WORK REQUEST:
Go through the entries below and copy each line containing the word "watermark".

Excerpts from an interface dataset:
• • •

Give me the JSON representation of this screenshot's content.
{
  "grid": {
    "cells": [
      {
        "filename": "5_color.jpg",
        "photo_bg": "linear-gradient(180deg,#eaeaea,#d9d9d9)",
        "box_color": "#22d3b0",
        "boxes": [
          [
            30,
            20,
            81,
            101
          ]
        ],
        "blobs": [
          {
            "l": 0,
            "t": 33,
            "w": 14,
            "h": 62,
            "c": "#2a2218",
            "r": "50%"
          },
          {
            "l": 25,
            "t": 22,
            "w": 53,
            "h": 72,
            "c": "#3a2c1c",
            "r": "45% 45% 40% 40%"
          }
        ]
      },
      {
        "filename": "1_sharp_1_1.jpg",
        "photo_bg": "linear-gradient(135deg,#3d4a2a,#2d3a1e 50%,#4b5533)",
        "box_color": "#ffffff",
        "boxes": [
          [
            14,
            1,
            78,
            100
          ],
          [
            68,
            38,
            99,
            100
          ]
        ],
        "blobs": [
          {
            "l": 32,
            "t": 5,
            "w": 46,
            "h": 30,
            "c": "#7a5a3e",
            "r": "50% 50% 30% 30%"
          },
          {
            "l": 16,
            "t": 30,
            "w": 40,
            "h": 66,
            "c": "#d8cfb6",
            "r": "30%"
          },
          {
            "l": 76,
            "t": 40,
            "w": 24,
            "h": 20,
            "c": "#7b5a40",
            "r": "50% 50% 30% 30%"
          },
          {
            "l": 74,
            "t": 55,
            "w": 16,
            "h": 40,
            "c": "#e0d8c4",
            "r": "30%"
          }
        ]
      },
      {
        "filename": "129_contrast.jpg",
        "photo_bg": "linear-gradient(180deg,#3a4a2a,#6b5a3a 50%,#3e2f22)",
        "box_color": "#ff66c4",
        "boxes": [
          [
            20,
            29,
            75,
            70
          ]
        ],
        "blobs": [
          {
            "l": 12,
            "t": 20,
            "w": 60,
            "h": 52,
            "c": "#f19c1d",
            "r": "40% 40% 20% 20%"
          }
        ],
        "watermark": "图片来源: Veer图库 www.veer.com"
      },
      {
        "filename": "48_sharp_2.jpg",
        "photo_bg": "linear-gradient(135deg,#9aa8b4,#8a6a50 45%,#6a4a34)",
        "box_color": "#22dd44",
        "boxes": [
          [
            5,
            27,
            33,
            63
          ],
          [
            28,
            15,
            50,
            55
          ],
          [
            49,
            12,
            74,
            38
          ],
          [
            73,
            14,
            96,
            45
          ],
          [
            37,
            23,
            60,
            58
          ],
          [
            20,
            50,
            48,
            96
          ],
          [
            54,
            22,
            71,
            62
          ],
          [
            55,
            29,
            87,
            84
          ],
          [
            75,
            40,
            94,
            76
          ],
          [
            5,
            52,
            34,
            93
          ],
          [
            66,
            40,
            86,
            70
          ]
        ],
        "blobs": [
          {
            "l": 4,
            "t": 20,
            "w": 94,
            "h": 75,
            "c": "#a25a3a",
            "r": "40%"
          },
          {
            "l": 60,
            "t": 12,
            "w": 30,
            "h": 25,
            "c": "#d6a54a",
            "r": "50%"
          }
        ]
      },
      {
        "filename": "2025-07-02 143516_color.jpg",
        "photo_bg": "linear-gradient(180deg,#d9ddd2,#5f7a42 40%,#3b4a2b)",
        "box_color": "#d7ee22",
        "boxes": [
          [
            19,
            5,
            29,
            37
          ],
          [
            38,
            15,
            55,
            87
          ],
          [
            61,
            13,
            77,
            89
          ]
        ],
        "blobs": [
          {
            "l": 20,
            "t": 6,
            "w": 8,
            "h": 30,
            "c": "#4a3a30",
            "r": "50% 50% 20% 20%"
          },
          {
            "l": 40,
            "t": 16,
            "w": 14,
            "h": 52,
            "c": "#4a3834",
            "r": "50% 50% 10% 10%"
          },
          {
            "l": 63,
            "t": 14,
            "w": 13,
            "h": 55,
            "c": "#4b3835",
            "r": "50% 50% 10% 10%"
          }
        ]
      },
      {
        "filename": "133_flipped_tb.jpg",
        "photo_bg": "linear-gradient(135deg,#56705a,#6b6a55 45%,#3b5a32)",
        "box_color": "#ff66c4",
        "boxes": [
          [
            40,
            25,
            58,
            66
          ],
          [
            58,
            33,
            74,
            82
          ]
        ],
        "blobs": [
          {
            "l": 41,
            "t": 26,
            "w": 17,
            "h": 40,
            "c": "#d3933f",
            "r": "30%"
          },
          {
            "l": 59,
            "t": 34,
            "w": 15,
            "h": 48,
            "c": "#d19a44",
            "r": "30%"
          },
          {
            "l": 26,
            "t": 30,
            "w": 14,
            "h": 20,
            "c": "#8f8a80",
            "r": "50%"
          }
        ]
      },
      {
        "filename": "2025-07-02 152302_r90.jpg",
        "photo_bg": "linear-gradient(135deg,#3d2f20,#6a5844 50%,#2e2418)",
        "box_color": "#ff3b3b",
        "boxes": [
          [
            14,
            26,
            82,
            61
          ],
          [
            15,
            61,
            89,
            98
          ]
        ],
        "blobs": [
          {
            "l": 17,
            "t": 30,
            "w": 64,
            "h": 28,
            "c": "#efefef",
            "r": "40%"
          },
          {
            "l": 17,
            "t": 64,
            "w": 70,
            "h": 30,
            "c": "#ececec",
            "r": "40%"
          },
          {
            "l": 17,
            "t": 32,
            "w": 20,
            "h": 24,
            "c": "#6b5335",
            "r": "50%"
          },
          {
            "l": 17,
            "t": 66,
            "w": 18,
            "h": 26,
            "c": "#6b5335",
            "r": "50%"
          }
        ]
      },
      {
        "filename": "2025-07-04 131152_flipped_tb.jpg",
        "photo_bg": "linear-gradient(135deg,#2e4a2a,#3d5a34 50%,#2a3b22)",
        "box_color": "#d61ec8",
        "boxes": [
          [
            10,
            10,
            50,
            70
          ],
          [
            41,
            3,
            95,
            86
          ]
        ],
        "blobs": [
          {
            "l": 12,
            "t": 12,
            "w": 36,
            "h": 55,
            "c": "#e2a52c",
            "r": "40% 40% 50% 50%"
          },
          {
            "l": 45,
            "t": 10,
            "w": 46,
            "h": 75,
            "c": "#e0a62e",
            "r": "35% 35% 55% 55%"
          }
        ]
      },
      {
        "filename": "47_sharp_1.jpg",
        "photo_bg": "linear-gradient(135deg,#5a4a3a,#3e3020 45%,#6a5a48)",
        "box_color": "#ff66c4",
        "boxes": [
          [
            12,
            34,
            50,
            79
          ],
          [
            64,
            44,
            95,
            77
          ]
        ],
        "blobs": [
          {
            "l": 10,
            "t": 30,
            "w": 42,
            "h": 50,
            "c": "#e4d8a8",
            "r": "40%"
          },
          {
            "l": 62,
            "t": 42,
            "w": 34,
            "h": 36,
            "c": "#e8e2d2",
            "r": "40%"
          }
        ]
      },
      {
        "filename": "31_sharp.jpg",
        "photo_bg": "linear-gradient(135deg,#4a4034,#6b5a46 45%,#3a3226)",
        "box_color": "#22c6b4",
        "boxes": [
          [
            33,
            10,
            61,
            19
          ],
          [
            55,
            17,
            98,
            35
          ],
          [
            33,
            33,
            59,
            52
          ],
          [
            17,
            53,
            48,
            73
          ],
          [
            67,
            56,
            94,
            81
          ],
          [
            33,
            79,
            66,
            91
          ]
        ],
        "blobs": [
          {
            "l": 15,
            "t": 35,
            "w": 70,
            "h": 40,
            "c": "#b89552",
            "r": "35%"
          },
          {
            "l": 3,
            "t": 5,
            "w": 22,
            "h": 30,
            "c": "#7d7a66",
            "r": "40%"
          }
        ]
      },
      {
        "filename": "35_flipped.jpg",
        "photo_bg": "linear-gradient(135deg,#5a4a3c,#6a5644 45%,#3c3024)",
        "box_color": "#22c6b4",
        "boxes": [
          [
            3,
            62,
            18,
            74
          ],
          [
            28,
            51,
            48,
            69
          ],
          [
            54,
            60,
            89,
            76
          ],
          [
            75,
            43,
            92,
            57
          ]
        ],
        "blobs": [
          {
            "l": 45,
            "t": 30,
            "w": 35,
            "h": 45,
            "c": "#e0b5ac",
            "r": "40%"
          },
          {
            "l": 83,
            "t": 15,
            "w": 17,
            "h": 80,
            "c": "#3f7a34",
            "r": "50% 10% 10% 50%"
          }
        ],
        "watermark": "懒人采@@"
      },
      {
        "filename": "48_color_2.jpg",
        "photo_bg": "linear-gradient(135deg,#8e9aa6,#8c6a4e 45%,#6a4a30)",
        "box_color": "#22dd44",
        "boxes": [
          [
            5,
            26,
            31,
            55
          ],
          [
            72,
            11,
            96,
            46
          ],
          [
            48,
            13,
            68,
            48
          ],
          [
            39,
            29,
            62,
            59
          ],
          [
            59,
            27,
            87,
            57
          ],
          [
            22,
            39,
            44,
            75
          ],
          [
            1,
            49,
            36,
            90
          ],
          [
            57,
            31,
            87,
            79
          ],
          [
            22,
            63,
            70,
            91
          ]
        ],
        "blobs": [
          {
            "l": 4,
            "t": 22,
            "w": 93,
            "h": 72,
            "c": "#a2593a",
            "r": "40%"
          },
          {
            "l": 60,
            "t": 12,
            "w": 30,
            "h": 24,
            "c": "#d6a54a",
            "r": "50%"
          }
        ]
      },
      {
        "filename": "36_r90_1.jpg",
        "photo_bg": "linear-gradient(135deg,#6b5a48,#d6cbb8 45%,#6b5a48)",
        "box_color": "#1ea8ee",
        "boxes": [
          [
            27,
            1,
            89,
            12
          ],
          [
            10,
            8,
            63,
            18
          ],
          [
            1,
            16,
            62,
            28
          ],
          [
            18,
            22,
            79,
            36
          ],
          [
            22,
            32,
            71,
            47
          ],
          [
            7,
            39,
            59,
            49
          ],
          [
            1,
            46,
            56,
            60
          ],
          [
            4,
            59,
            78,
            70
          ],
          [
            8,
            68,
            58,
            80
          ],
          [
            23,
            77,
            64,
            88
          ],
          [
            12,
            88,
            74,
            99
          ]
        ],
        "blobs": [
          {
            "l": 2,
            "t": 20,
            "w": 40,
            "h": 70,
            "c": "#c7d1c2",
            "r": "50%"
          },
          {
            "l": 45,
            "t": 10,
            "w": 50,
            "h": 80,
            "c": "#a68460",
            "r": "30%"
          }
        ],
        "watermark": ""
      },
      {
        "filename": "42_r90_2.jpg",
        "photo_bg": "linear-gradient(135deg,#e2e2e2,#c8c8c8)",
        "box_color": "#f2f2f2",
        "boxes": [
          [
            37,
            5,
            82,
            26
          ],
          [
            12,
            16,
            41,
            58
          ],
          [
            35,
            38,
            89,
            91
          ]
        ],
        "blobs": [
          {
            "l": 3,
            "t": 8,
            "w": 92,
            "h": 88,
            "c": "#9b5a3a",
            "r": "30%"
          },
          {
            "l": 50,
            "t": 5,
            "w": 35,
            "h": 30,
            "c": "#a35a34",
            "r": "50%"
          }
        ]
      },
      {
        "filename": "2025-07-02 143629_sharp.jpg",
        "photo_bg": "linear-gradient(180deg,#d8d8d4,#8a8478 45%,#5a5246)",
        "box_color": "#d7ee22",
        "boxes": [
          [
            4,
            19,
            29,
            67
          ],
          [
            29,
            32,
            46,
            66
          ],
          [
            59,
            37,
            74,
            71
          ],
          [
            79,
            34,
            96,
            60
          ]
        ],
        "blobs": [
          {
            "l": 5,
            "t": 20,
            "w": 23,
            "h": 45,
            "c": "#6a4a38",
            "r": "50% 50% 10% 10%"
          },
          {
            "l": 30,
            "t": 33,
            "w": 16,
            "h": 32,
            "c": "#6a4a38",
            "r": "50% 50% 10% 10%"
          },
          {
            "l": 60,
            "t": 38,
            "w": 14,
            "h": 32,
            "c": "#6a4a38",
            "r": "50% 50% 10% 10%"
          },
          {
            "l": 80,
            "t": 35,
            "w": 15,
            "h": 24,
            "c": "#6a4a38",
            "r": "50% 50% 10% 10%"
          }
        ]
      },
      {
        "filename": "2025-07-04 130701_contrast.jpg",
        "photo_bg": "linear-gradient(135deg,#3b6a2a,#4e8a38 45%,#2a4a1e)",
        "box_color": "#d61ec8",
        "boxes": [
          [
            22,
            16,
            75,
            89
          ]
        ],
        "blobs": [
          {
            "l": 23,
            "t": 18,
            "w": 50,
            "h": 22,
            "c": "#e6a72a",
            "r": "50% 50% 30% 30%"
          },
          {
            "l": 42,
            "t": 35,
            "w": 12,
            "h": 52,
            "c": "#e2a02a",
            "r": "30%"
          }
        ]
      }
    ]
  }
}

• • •

RESULT OF THIS TASK:
        "watermark": "图片来源: Veer图库 www.veer.com"
        "watermark": "懒人采@@"
        "watermark": ""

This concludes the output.